Wellington: Pakistan took the upper hand on Saturday's opening day of the second Test, with wicketkeeper Adnal Akmal taking five catches to help the tourists limit New Zealand to 246-6 by stumps.
Akmal took two catches from the bowling of Tanvir Ahmed and one each from Umar Gul, Wahab Riaz and spinner Abdur Rehman to help Pakistan position itself for a series victory.
Tanvir finished with 2-63 and Gul 2-53 as the Pakistan seamers were rewarded for a day of steady toil in windy conditions.
New Zealand's batsmen extended the pattern of the 10-wicket loss in the first Test, with a lack of perseverance or an inability to build on starts. Two wickets fell in each session and Ross Taylor's uncharacteristically painstaking 78 provided the backbone of the innings.
After winning the toss and batting, New Zealand lost Brendon McCullum in Gul's opening over and were unable for the rest of the day to establish any authority over the Pakistan bowlers.
It was 90-2 by lunch, 147-4 by tea and New Zealand was still trying to get back on even terms on a grassy but sound batting wicket when stumps were drawn.

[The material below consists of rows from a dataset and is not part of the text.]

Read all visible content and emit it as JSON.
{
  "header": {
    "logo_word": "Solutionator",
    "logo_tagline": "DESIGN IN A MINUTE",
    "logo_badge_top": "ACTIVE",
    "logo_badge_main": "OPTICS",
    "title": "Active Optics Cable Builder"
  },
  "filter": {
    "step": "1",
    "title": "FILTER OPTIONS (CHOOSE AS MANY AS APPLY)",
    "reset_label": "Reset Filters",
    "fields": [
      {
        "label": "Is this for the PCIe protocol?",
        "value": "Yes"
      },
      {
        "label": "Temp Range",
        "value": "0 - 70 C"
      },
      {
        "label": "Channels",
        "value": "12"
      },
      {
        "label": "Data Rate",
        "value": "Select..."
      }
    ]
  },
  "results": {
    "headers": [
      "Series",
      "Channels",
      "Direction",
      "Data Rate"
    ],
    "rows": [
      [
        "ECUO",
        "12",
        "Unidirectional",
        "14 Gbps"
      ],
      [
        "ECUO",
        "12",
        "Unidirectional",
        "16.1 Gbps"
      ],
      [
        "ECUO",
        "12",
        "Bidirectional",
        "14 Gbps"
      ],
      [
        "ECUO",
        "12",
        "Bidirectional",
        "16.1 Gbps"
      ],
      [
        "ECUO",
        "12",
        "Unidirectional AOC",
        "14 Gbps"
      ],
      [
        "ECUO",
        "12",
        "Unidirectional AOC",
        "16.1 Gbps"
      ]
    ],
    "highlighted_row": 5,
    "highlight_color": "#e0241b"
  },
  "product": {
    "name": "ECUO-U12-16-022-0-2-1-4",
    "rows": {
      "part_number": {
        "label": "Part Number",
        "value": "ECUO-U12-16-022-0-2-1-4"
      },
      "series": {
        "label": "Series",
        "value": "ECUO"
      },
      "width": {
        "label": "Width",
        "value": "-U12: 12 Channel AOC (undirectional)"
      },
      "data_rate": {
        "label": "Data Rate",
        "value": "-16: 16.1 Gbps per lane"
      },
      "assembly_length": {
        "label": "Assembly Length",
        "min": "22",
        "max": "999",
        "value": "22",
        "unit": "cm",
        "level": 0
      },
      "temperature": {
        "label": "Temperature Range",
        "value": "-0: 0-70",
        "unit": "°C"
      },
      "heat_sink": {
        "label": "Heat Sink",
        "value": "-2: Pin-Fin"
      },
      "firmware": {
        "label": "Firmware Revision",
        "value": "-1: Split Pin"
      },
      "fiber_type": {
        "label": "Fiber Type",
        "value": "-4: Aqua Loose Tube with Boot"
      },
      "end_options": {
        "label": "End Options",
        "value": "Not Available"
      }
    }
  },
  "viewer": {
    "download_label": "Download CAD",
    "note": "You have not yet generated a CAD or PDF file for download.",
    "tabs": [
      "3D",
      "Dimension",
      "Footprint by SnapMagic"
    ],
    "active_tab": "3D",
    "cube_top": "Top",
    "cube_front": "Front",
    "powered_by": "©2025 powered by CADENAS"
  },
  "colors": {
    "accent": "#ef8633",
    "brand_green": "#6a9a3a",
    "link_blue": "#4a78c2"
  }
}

Captain Daniel Vettori was 38 not out and wicketkeeper Reece Young 28 not out at the close of play, having added 66 for the seventh wicket in one of the day's few productive partnerships.
Taylor put on 52 for the third wicket with Martin Guptill (29) and 68 for the fifth wicket with James Franklin (33).
But when Tanvir dismissed Guptill and Jesse Ryder with successive deliveries in the 33rd over he effectively broke the back of the New Zealand top order.
Taylor sought to provide resistance but never succeeded in dominating the bowlers. He batted more than four hours for his 78 runs, taking 98 balls to reach his half century.
After being bought for US $1 million dollars in the recent Indian Premier League auction, Taylor was determined to show his talents were not only suited to the short form of the game and to answer doubts after two failures in the first Test.
While he provided more resistance than any other New Zealander on the first day, he looked like a man fighting for form and he was much less aggressive than is his nature, hitting only seven boundaries.
Pakistan is fielding a depleted bowling attack in this series. The absence of Mohammad Asif and Mohammad Amir — both under suspension during an ICC investigation into spot fixing — should have weakened its seam bowling and the loss of Saeed Ajmal left it without its best spinner.
Instead, the diminished Pakistan attack has risen to the challenge and bowled better than the hosts throughout the series.
Gul has been an outstanding leader of the attack, bowling with pace in trying conditions and snaring early wickets in each innings of the series so far. Tanvir, though slower, and the left-armer Riaz have provided outstanding support, testing the New Zealand batsmen with an exacting line and length.